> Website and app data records
************
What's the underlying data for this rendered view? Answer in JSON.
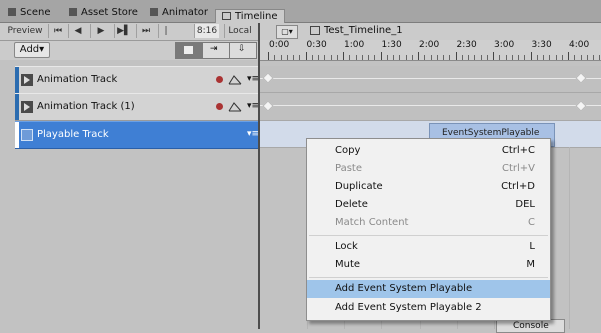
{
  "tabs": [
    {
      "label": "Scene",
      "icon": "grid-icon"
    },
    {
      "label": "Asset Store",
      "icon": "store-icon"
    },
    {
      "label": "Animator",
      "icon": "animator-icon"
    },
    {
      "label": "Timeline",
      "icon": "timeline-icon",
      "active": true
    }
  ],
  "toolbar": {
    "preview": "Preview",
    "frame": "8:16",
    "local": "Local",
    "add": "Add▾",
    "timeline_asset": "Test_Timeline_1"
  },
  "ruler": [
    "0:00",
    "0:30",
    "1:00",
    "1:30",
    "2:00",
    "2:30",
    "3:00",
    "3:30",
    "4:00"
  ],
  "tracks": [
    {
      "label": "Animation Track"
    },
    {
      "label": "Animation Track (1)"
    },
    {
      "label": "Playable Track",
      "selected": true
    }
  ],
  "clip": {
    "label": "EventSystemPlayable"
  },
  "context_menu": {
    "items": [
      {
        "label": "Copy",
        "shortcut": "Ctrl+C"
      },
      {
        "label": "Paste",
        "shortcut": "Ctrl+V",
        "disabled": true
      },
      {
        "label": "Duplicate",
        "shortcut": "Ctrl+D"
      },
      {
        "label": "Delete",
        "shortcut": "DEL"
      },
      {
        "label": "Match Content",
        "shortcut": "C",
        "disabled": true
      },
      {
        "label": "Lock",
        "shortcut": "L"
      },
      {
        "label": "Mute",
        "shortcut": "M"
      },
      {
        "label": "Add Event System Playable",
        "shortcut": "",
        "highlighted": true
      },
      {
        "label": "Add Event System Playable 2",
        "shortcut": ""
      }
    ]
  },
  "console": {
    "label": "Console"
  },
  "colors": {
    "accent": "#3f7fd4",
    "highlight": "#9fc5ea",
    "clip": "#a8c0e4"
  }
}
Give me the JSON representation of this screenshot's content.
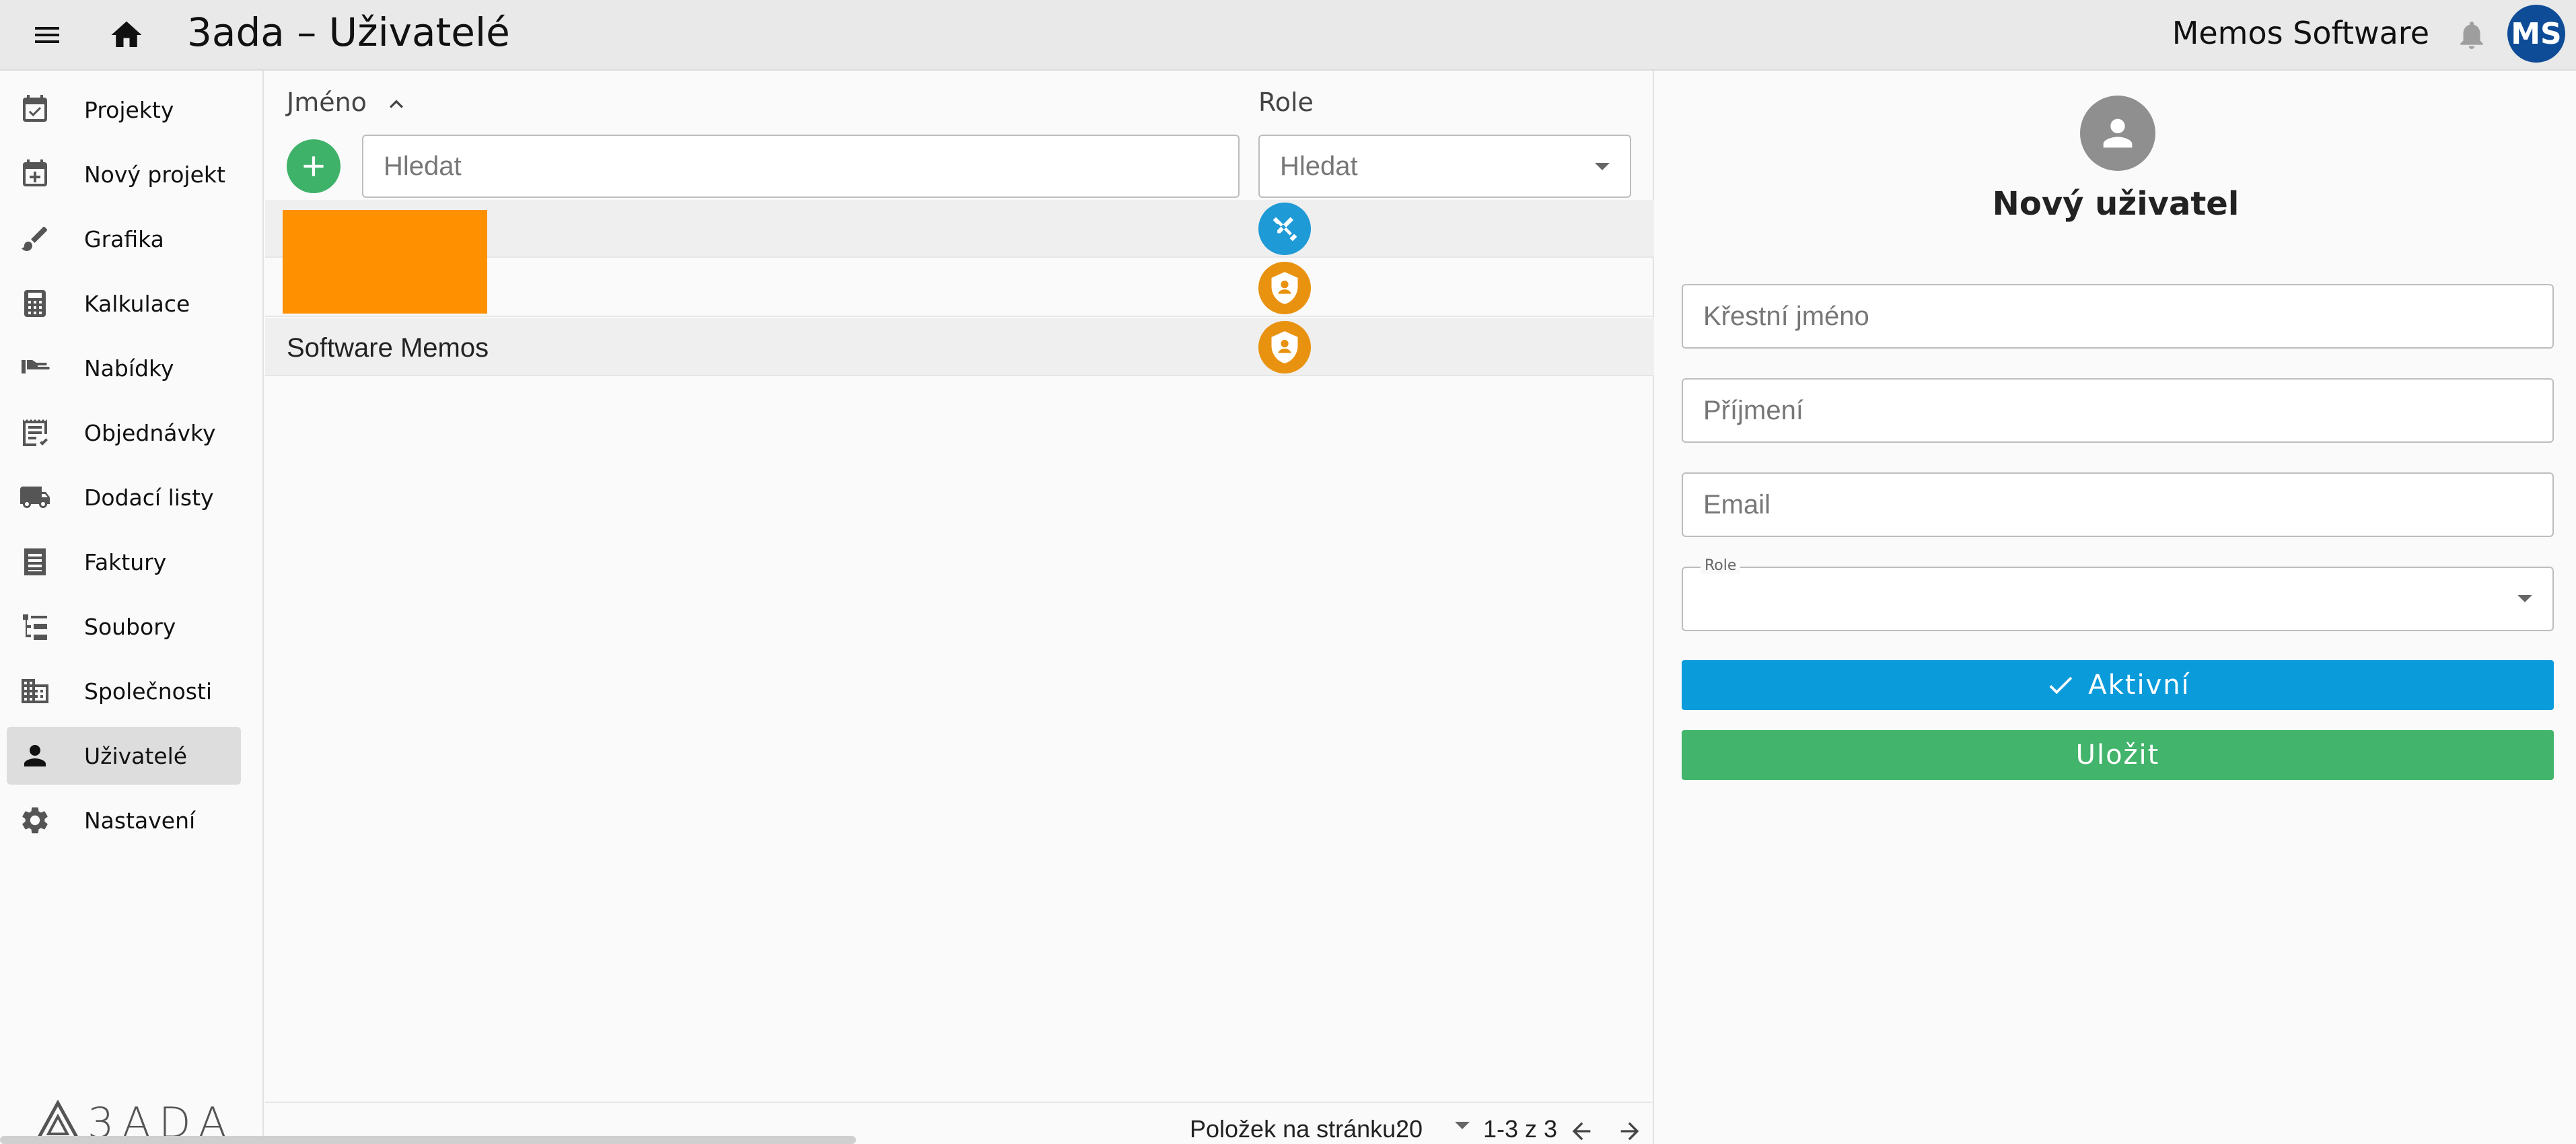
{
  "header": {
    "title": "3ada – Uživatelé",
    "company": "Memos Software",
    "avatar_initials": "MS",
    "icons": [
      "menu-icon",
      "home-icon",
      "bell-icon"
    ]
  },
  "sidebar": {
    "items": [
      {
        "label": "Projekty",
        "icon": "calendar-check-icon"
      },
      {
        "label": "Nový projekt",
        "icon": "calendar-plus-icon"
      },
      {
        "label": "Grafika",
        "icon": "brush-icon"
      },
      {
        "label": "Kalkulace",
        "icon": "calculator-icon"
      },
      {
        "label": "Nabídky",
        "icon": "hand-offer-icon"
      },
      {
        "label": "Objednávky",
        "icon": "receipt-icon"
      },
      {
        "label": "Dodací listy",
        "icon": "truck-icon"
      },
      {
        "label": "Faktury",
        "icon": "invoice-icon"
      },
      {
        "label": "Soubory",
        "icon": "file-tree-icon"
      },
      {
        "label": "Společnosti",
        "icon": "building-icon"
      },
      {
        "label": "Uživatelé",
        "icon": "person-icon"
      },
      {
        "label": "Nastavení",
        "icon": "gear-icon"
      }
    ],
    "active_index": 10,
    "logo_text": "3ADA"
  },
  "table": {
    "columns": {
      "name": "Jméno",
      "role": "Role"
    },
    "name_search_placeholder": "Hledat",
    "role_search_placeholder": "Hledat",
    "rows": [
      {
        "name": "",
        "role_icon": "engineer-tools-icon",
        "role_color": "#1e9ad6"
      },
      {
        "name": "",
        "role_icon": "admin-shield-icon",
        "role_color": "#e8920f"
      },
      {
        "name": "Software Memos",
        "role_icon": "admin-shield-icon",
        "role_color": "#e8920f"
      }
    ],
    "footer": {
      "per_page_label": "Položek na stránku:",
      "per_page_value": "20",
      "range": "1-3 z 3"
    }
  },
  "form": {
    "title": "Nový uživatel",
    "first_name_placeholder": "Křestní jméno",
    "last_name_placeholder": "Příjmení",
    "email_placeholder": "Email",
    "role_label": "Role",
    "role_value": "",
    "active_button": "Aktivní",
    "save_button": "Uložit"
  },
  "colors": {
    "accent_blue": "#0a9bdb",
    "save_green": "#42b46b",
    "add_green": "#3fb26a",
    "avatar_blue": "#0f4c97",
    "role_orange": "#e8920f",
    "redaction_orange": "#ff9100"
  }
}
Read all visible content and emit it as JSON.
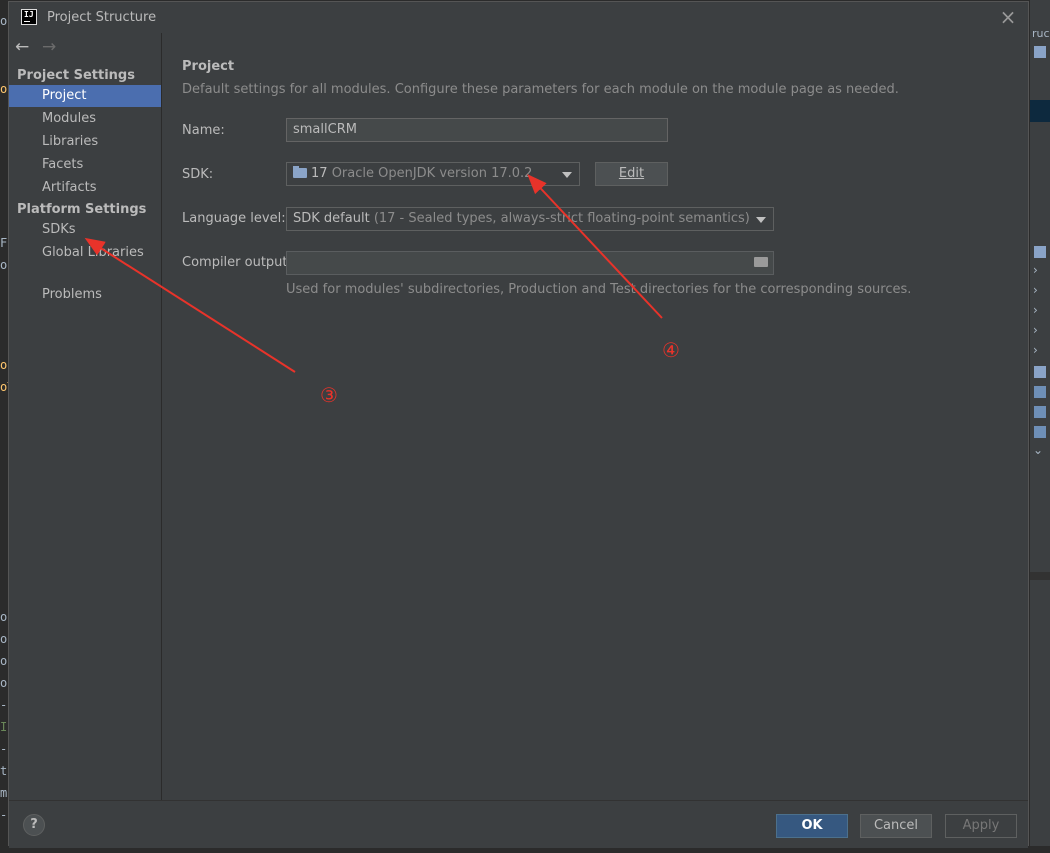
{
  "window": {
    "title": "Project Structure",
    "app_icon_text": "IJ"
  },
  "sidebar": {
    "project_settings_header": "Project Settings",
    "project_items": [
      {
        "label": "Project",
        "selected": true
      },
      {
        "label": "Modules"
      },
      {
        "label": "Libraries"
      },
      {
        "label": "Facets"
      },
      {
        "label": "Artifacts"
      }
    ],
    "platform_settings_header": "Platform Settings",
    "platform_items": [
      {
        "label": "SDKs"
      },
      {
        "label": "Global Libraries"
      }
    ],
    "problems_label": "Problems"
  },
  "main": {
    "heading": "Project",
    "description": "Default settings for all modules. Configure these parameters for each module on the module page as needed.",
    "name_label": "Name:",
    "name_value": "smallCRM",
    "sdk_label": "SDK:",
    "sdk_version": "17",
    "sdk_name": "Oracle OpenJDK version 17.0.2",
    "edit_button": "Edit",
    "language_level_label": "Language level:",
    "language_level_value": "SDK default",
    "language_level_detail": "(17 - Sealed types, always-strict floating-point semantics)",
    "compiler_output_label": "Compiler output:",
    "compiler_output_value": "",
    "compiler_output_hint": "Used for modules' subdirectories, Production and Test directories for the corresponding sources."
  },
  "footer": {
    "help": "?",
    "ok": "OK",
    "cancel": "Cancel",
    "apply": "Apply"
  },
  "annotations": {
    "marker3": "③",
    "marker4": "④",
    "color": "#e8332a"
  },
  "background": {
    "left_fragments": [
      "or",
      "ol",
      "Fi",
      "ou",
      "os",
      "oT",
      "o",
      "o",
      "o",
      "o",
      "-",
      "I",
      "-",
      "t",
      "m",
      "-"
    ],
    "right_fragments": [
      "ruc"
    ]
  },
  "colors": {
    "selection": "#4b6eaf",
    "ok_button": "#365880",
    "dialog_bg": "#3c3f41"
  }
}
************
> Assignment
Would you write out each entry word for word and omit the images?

> Output for this exercise
What's the underlying data for this rendered view? Answer in JSON.
{
  "tabs": [
    {
      "label": "Scene",
      "icon": "grid-icon"
    },
    {
      "label": "Asset Store",
      "icon": "store-icon"
    },
    {
      "label": "Animator",
      "icon": "animator-icon"
    },
    {
      "label": "Timeline",
      "icon": "timeline-icon",
      "active": true
    }
  ],
  "toolbar": {
    "preview": "Preview",
    "frame": "8:16",
    "local": "Local",
    "add": "Add▾",
    "timeline_asset": "Test_Timeline_1"
  },
  "ruler": [
    "0:00",
    "0:30",
    "1:00",
    "1:30",
    "2:00",
    "2:30",
    "3:00",
    "3:30",
    "4:00"
  ],
  "tracks": [
    {
      "label": "Animation Track"
    },
    {
      "label": "Animation Track (1)"
    },
    {
      "label": "Playable Track",
      "selected": true
    }
  ],
  "clip": {
    "label": "EventSystemPlayable"
  },
  "context_menu": {
    "items": [
      {
        "label": "Copy",
        "shortcut": "Ctrl+C"
      },
      {
        "label": "Paste",
        "shortcut": "Ctrl+V",
        "disabled": true
      },
      {
        "label": "Duplicate",
        "shortcut": "Ctrl+D"
      },
      {
        "label": "Delete",
        "shortcut": "DEL"
      },
      {
        "label": "Match Content",
        "shortcut": "C",
        "disabled": true
      },
      {
        "label": "Lock",
        "shortcut": "L"
      },
      {
        "label": "Mute",
        "shortcut": "M"
      },
      {
        "label": "Add Event System Playable",
        "shortcut": "",
        "highlighted": true
      },
      {
        "label": "Add Event System Playable 2",
        "shortcut": ""
      }
    ]
  },
  "console": {
    "label": "Console"
  },
  "colors": {
    "accent": "#3f7fd4",
    "highlight": "#9fc5ea",
    "clip": "#a8c0e4"
  }
}
Give me the JSON representation of this screenshot's content.
{
  "header": {
    "title": "3ada – Uživatelé",
    "company": "Memos Software",
    "avatar_initials": "MS",
    "icons": [
      "menu-icon",
      "home-icon",
      "bell-icon"
    ]
  },
  "sidebar": {
    "items": [
      {
        "label": "Projekty",
        "icon": "calendar-check-icon"
      },
      {
        "label": "Nový projekt",
        "icon": "calendar-plus-icon"
      },
      {
        "label": "Grafika",
        "icon": "brush-icon"
      },
      {
        "label": "Kalkulace",
        "icon": "calculator-icon"
      },
      {
        "label": "Nabídky",
        "icon": "hand-offer-icon"
      },
      {
        "label": "Objednávky",
        "icon": "receipt-icon"
      },
      {
        "label": "Dodací listy",
        "icon": "truck-icon"
      },
      {
        "label": "Faktury",
        "icon": "invoice-icon"
      },
      {
        "label": "Soubory",
        "icon": "file-tree-icon"
      },
      {
        "label": "Společnosti",
        "icon": "building-icon"
      },
      {
        "label": "Uživatelé",
        "icon": "person-icon"
      },
      {
        "label": "Nastavení",
        "icon": "gear-icon"
      }
    ],
    "active_index": 10,
    "logo_text": "3ADA"
  },
  "table": {
    "columns": {
      "name": "Jméno",
      "role": "Role"
    },
    "name_search_placeholder": "Hledat",
    "role_search_placeholder": "Hledat",
    "rows": [
      {
        "name": "",
        "role_icon": "engineer-tools-icon",
        "role_color": "#1e9ad6"
      },
      {
        "name": "",
        "role_icon": "admin-shield-icon",
        "role_color": "#e8920f"
      },
      {
        "name": "Software Memos",
        "role_icon": "admin-shield-icon",
        "role_color": "#e8920f"
      }
    ],
    "footer": {
      "per_page_label": "Položek na stránku:",
      "per_page_value": "20",
      "range": "1-3 z 3"
    }
  },
  "form": {
    "title": "Nový uživatel",
    "first_name_placeholder": "Křestní jméno",
    "last_name_placeholder": "Příjmení",
    "email_placeholder": "Email",
    "role_label": "Role",
    "role_value": "",
    "active_button": "Aktivní",
    "save_button": "Uložit"
  },
  "colors": {
    "accent_blue": "#0a9bdb",
    "save_green": "#42b46b",
    "add_green": "#3fb26a",
    "avatar_blue": "#0f4c97",
    "role_orange": "#e8920f",
    "redaction_orange": "#ff9100"
  }
}
Read all visible content and emit it as JSON.
{
  "window": {
    "title": "Project Structure",
    "app_icon_text": "IJ"
  },
  "sidebar": {
    "project_settings_header": "Project Settings",
    "project_items": [
      {
        "label": "Project",
        "selected": true
      },
      {
        "label": "Modules"
      },
      {
        "label": "Libraries"
      },
      {
        "label": "Facets"
      },
      {
        "label": "Artifacts"
      }
    ],
    "platform_settings_header": "Platform Settings",
    "platform_items": [
      {
        "label": "SDKs"
      },
      {
        "label": "Global Libraries"
      }
    ],
    "problems_label": "Problems"
  },
  "main": {
    "heading": "Project",
    "description": "Default settings for all modules. Configure these parameters for each module on the module page as needed.",
    "name_label": "Name:",
    "name_value": "smallCRM",
    "sdk_label": "SDK:",
    "sdk_version": "17",
    "sdk_name": "Oracle OpenJDK version 17.0.2",
    "edit_button": "Edit",
    "language_level_label": "Language level:",
    "language_level_value": "SDK default",
    "language_level_detail": "(17 - Sealed types, always-strict floating-point semantics)",
    "compiler_output_label": "Compiler output:",
    "compiler_output_value": "",
    "compiler_output_hint": "Used for modules' subdirectories, Production and Test directories for the corresponding sources."
  },
  "footer": {
    "help": "?",
    "ok": "OK",
    "cancel": "Cancel",
    "apply": "Apply"
  },
  "annotations": {
    "marker3": "③",
    "marker4": "④",
    "color": "#e8332a"
  },
  "background": {
    "left_fragments": [
      "or",
      "ol",
      "Fi",
      "ou",
      "os",
      "oT",
      "o",
      "o",
      "o",
      "o",
      "-",
      "I",
      "-",
      "t",
      "m",
      "-"
    ],
    "right_fragments": [
      "ruc"
    ]
  },
  "colors": {
    "selection": "#4b6eaf",
    "ok_button": "#365880",
    "dialog_bg": "#3c3f41"
  }
}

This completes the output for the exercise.